(Stored entries)
* * * *
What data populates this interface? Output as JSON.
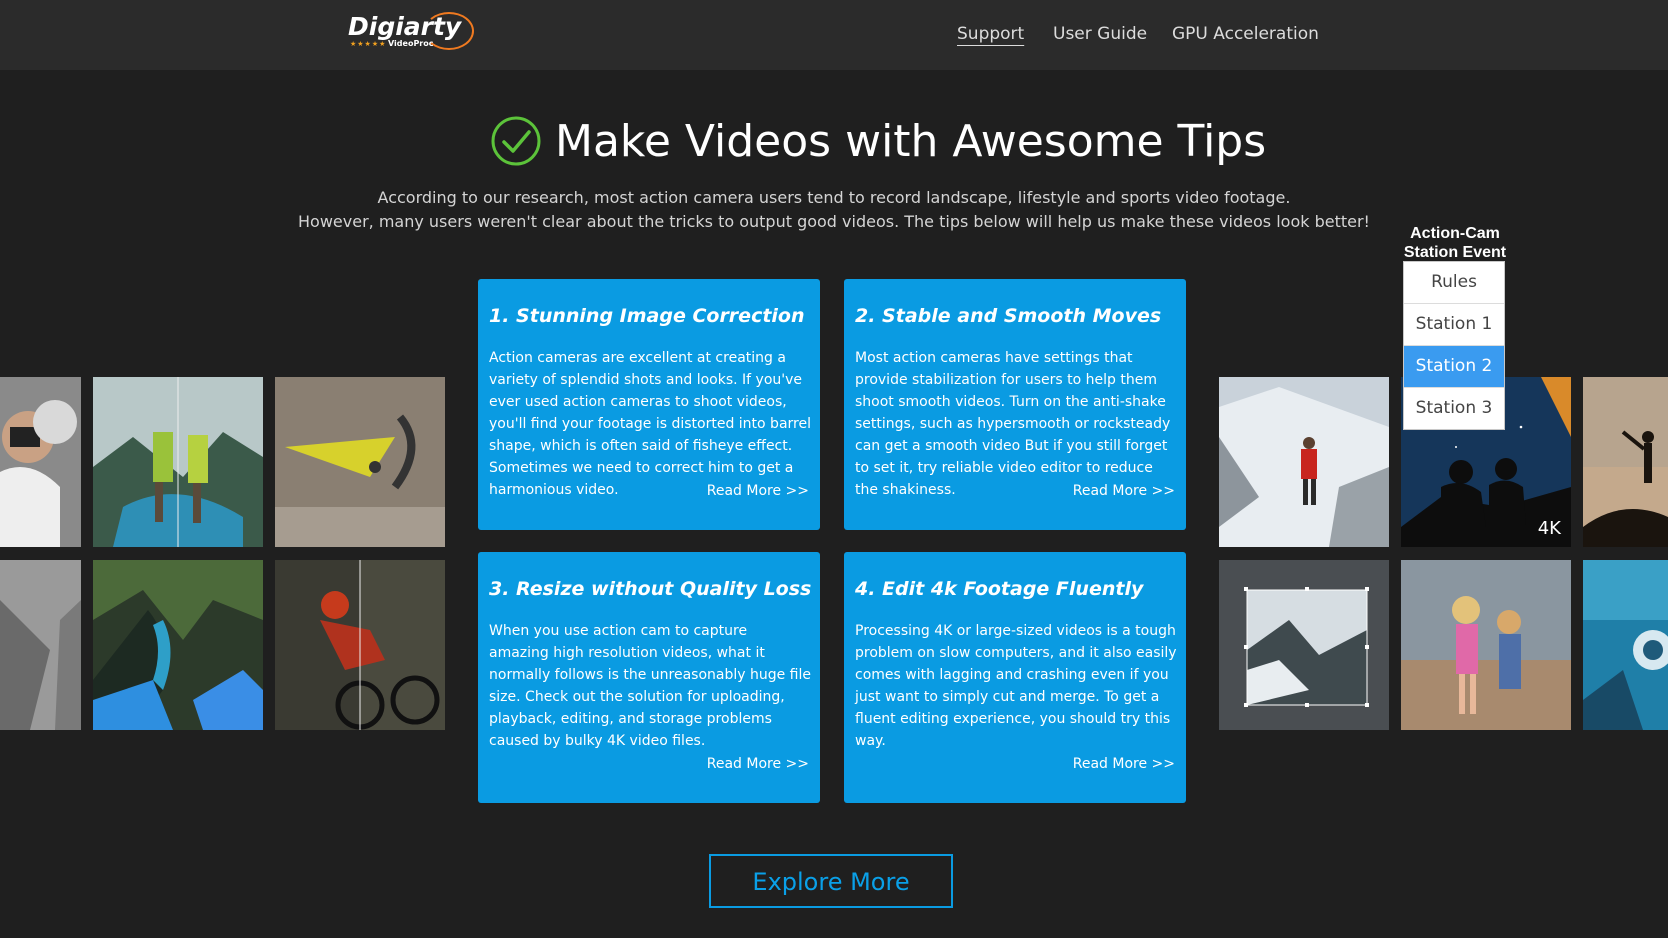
{
  "header": {
    "logo": {
      "brand": "Digiarty",
      "sub": "VideoProc"
    },
    "nav": [
      {
        "label": "Support",
        "active": true
      },
      {
        "label": "User Guide",
        "active": false
      },
      {
        "label": "GPU Acceleration",
        "active": false
      }
    ]
  },
  "hero": {
    "title": "Make Videos with Awesome Tips",
    "desc_line1": "According to our research, most action camera users tend to record landscape, lifestyle and sports video footage.",
    "desc_line2": "However, many users weren't clear about the tricks to output good videos. The tips below will help us make these videos look better!"
  },
  "cards": [
    {
      "title": "1. Stunning Image Correction",
      "body": "Action cameras are excellent at creating a variety of splendid shots and looks. If you've ever used action cameras to shoot videos, you'll find your footage is distorted into barrel shape, which is often said of fisheye effect. Sometimes we need to correct him to get a harmonious video.",
      "more": "Read More >>"
    },
    {
      "title": "2. Stable and Smooth Moves",
      "body": "Most action cameras have settings that provide stabilization for users to help them shoot smooth videos. Turn on the anti-shake settings, such as hypersmooth or rocksteady can get a smooth video But if you still forget to set it, try reliable video editor to reduce the shakiness.",
      "more": "Read More >>"
    },
    {
      "title": "3. Resize without Quality Loss",
      "body": "When you use action cam to capture amazing high resolution videos, what it normally follows is the unreasonably huge file size. Check out the solution for uploading, playback, editing, and storage problems caused by bulky 4K video files.",
      "more": "Read More >>"
    },
    {
      "title": "4. Edit 4k Footage Fluently",
      "body": "Processing 4K or large-sized videos is a tough problem on slow computers, and it also easily comes with lagging and crashing even if you just want to simply cut and merge. To get a fluent editing experience, you should try this way.",
      "more": "Read More >>"
    }
  ],
  "thumb_badge": "4K",
  "explore_label": "Explore More",
  "event_widget": {
    "title_line1": "Action-Cam",
    "title_line2": "Station Event",
    "items": [
      {
        "label": "Rules",
        "selected": false
      },
      {
        "label": "Station 1",
        "selected": false
      },
      {
        "label": "Station 2",
        "selected": true
      },
      {
        "label": "Station 3",
        "selected": false
      }
    ]
  },
  "colors": {
    "accent": "#0a9be2",
    "background": "#1f1f1f",
    "header": "#2b2b2b",
    "check": "#5cc33a",
    "menu_selected": "#3a9bf0"
  }
}
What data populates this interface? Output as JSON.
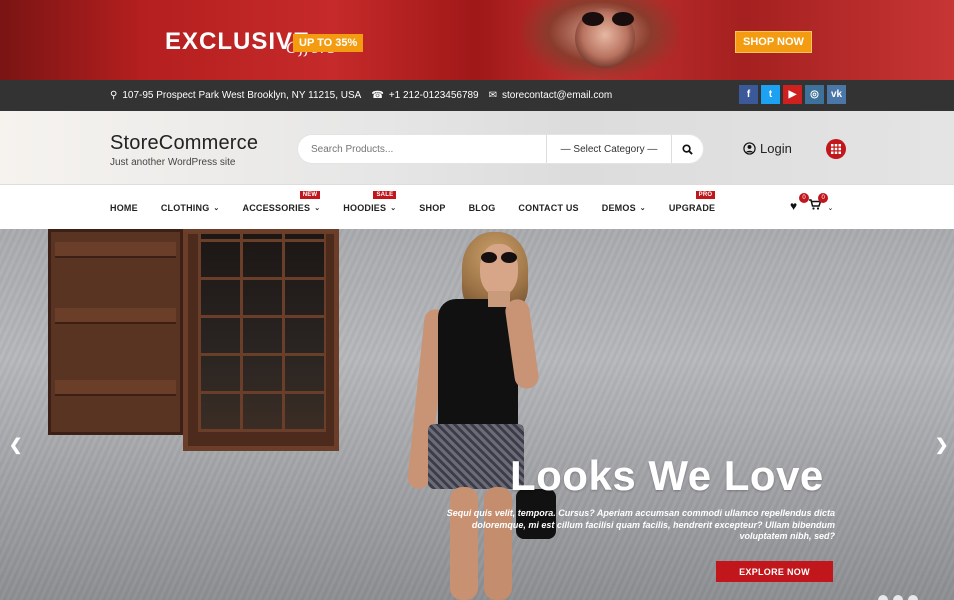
{
  "promo": {
    "title": "EXCLUSIVE",
    "script": "Offers",
    "badge": "UP TO 35%",
    "cta": "SHOP NOW"
  },
  "topbar": {
    "address": "107-95 Prospect Park West Brooklyn, NY 11215, USA",
    "phone": "+1 212-0123456789",
    "email": "storecontact@email.com",
    "socials": [
      {
        "icon": "facebook-icon",
        "glyph": "f",
        "color": "#3b5998"
      },
      {
        "icon": "twitter-icon",
        "glyph": "t",
        "color": "#1da1f2"
      },
      {
        "icon": "youtube-icon",
        "glyph": "▶",
        "color": "#cd201f"
      },
      {
        "icon": "instagram-icon",
        "glyph": "◎",
        "color": "#3f729b"
      },
      {
        "icon": "vk-icon",
        "glyph": "vk",
        "color": "#4a76a8"
      }
    ]
  },
  "header": {
    "site_name": "StoreCommerce",
    "tagline": "Just another WordPress site",
    "search_placeholder": "Search Products...",
    "category_select": "— Select Category —",
    "login_label": "Login"
  },
  "nav": {
    "items": [
      {
        "label": "HOME",
        "chevron": false,
        "badge": ""
      },
      {
        "label": "CLOTHING",
        "chevron": true,
        "badge": ""
      },
      {
        "label": "ACCESSORIES",
        "chevron": true,
        "badge": "NEW"
      },
      {
        "label": "HOODIES",
        "chevron": true,
        "badge": "SALE"
      },
      {
        "label": "SHOP",
        "chevron": false,
        "badge": ""
      },
      {
        "label": "BLOG",
        "chevron": false,
        "badge": ""
      },
      {
        "label": "CONTACT US",
        "chevron": false,
        "badge": ""
      },
      {
        "label": "DEMOS",
        "chevron": true,
        "badge": ""
      },
      {
        "label": "UPGRADE",
        "chevron": false,
        "badge": "PRO"
      }
    ],
    "wishlist_count": "0",
    "cart_count": "0"
  },
  "hero": {
    "title": "Looks We Love",
    "text": "Sequi quis velit, tempora. Cursus? Aperiam accumsan commodi ullamco repellendus dicta doloremque, mi est cillum facilisi quam facilis, hendrerit excepteur? Ullam bibendum voluptatem nibh, sed?",
    "cta": "EXPLORE NOW",
    "prev": "❮",
    "next": "❯"
  },
  "colors": {
    "accent": "#c0161c",
    "promo_orange": "#f39c12",
    "topbar": "#333333"
  }
}
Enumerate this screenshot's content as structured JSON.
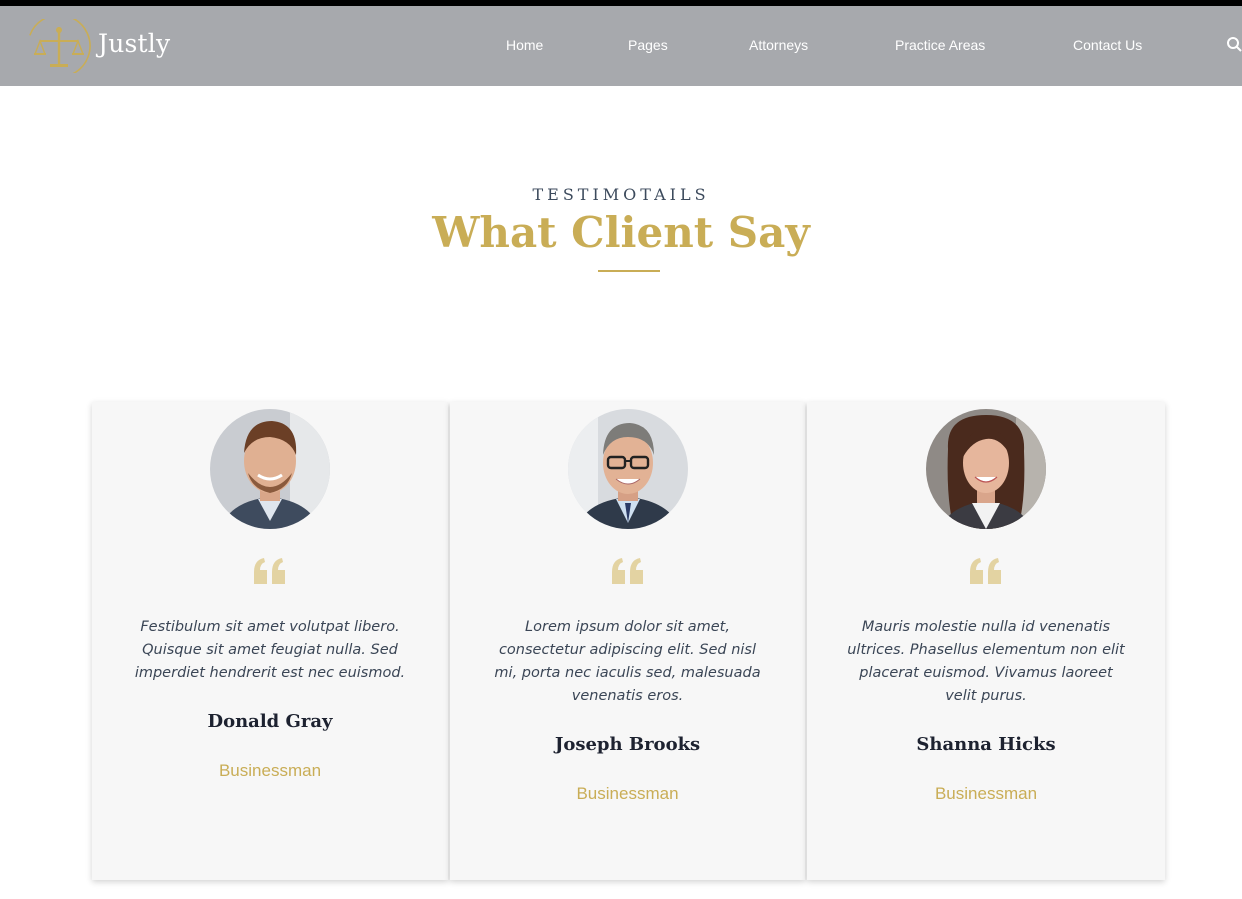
{
  "brand": {
    "name": "Justly",
    "accent": "#c9ad56"
  },
  "nav": {
    "items": [
      {
        "label": "Home"
      },
      {
        "label": "Pages"
      },
      {
        "label": "Attorneys"
      },
      {
        "label": "Practice Areas"
      },
      {
        "label": "Contact Us"
      }
    ],
    "search_icon": "search-icon"
  },
  "section": {
    "kicker": "TESTIMOTAILS",
    "title": "What Client Say"
  },
  "testimonials": [
    {
      "quote": "Festibulum sit amet volutpat libero. Quisque sit amet feugiat nulla. Sed imperdiet hendrerit est nec euismod.",
      "name": "Donald Gray",
      "role": "Businessman"
    },
    {
      "quote": "Lorem ipsum dolor sit amet, consectetur adipiscing elit. Sed nisl mi, porta nec iaculis sed, malesuada venenatis eros.",
      "name": "Joseph Brooks",
      "role": "Businessman"
    },
    {
      "quote": "Mauris molestie nulla id venenatis ultrices. Phasellus elementum non elit placerat euismod. Vivamus laoreet velit purus.",
      "name": "Shanna Hicks",
      "role": "Businessman"
    }
  ]
}
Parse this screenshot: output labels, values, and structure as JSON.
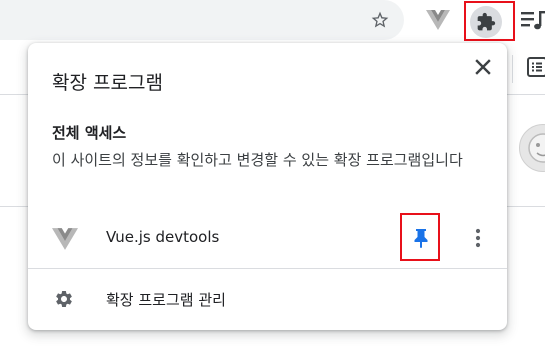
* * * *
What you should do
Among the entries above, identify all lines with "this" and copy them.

Task response
What data populates this interface? Output as JSON.
      "body": "Processing 4K or large-sized videos is a tough problem on slow computers, and it also easily comes with lagging and crashing even if you just want to simply cut and merge. To get a fluent editing experience, you should try this way.",
What data populates this interface? Output as JSON.
Enumerate this screenshot's content as structured JSON.
Parse this screenshot: output labels, values, and structure as JSON.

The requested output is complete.